[RECORDS SUPPLIED Boundary: Start]

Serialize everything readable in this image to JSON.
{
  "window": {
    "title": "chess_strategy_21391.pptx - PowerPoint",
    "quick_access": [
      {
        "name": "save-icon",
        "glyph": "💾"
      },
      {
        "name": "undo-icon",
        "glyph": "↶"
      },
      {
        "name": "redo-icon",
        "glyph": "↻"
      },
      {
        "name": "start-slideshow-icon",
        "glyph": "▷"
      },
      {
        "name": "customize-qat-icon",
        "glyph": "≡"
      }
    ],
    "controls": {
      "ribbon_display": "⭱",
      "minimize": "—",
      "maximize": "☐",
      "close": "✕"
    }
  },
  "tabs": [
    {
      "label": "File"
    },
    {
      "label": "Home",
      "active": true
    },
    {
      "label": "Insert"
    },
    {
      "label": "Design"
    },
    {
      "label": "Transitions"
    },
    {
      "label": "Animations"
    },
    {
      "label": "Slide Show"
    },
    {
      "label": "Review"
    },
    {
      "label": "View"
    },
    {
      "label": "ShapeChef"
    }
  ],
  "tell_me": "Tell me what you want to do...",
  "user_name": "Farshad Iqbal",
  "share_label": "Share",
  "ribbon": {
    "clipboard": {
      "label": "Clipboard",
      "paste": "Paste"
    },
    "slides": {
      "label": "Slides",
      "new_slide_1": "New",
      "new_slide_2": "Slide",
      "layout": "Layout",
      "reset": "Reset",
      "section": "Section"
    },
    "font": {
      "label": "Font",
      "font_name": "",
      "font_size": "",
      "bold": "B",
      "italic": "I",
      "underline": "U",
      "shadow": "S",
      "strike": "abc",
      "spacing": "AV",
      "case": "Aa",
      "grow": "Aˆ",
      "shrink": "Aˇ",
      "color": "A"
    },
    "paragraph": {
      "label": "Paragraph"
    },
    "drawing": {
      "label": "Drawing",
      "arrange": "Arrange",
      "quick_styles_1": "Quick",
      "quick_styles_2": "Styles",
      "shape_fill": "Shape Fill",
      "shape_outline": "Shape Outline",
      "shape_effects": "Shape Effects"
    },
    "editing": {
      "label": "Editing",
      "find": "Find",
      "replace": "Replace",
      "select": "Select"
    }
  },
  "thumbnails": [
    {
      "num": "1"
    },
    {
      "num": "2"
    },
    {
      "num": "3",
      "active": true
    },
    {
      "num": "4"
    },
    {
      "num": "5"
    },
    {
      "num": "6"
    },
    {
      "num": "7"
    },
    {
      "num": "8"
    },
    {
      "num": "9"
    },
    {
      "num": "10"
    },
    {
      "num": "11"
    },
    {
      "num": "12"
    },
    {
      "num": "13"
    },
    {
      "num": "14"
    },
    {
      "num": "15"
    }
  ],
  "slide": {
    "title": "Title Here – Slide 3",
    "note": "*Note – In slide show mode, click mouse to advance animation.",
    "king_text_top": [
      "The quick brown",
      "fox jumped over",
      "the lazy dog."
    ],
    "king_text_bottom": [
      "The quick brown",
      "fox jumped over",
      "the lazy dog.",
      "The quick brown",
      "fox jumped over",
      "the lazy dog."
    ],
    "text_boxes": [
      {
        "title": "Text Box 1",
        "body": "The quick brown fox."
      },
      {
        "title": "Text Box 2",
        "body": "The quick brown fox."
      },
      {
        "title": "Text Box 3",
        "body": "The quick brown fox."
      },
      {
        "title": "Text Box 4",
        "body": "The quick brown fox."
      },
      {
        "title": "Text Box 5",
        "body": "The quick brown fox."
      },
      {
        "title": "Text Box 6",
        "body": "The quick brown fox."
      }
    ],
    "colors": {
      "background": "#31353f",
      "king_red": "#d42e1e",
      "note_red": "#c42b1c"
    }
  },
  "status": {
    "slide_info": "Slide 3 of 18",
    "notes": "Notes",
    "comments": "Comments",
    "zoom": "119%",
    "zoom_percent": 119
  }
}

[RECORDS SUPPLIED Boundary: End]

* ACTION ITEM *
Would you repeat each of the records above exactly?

* TASK SOLUTION *
Serialize everything readable in this image to JSON.
{
  "window": {
    "title": "chess_strategy_21391.pptx - PowerPoint",
    "quick_access": [
      {
        "name": "save-icon",
        "glyph": "💾"
      },
      {
        "name": "undo-icon",
        "glyph": "↶"
      },
      {
        "name": "redo-icon",
        "glyph": "↻"
      },
      {
        "name": "start-slideshow-icon",
        "glyph": "▷"
      },
      {
        "name": "customize-qat-icon",
        "glyph": "≡"
      }
    ],
    "controls": {
      "ribbon_display": "⭱",
      "minimize": "—",
      "maximize": "☐",
      "close": "✕"
    }
  },
  "tabs": [
    {
      "label": "File"
    },
    {
      "label": "Home",
      "active": true
    },
    {
      "label": "Insert"
    },
    {
      "label": "Design"
    },
    {
      "label": "Transitions"
    },
    {
      "label": "Animations"
    },
    {
      "label": "Slide Show"
    },
    {
      "label": "Review"
    },
    {
      "label": "View"
    },
    {
      "label": "ShapeChef"
    }
  ],
  "tell_me": "Tell me what you want to do...",
  "user_name": "Farshad Iqbal",
  "share_label": "Share",
  "ribbon": {
    "clipboard": {
      "label": "Clipboard",
      "paste": "Paste"
    },
    "slides": {
      "label": "Slides",
      "new_slide_1": "New",
      "new_slide_2": "Slide",
      "layout": "Layout",
      "reset": "Reset",
      "section": "Section"
    },
    "font": {
      "label": "Font",
      "font_name": "",
      "font_size": "",
      "bold": "B",
      "italic": "I",
      "underline": "U",
      "shadow": "S",
      "strike": "abc",
      "spacing": "AV",
      "case": "Aa",
      "grow": "Aˆ",
      "shrink": "Aˇ",
      "color": "A"
    },
    "paragraph": {
      "label": "Paragraph"
    },
    "drawing": {
      "label": "Drawing",
      "arrange": "Arrange",
      "quick_styles_1": "Quick",
      "quick_styles_2": "Styles",
      "shape_fill": "Shape Fill",
      "shape_outline": "Shape Outline",
      "shape_effects": "Shape Effects"
    },
    "editing": {
      "label": "Editing",
      "find": "Find",
      "replace": "Replace",
      "select": "Select"
    }
  },
  "thumbnails": [
    {
      "num": "1"
    },
    {
      "num": "2"
    },
    {
      "num": "3",
      "active": true
    },
    {
      "num": "4"
    },
    {
      "num": "5"
    },
    {
      "num": "6"
    },
    {
      "num": "7"
    },
    {
      "num": "8"
    },
    {
      "num": "9"
    },
    {
      "num": "10"
    },
    {
      "num": "11"
    },
    {
      "num": "12"
    },
    {
      "num": "13"
    },
    {
      "num": "14"
    },
    {
      "num": "15"
    }
  ],
  "slide": {
    "title": "Title Here – Slide 3",
    "note": "*Note – In slide show mode, click mouse to advance animation.",
    "king_text_top": [
      "The quick brown",
      "fox jumped over",
      "the lazy dog."
    ],
    "king_text_bottom": [
      "The quick brown",
      "fox jumped over",
      "the lazy dog.",
      "The quick brown",
      "fox jumped over",
      "the lazy dog."
    ],
    "text_boxes": [
      {
        "title": "Text Box 1",
        "body": "The quick brown fox."
      },
      {
        "title": "Text Box 2",
        "body": "The quick brown fox."
      },
      {
        "title": "Text Box 3",
        "body": "The quick brown fox."
      },
      {
        "title": "Text Box 4",
        "body": "The quick brown fox."
      },
      {
        "title": "Text Box 5",
        "body": "The quick brown fox."
      },
      {
        "title": "Text Box 6",
        "body": "The quick brown fox."
      }
    ],
    "colors": {
      "background": "#31353f",
      "king_red": "#d42e1e",
      "note_red": "#c42b1c"
    }
  },
  "status": {
    "slide_info": "Slide 3 of 18",
    "notes": "Notes",
    "comments": "Comments",
    "zoom": "119%",
    "zoom_percent": 119
  }
}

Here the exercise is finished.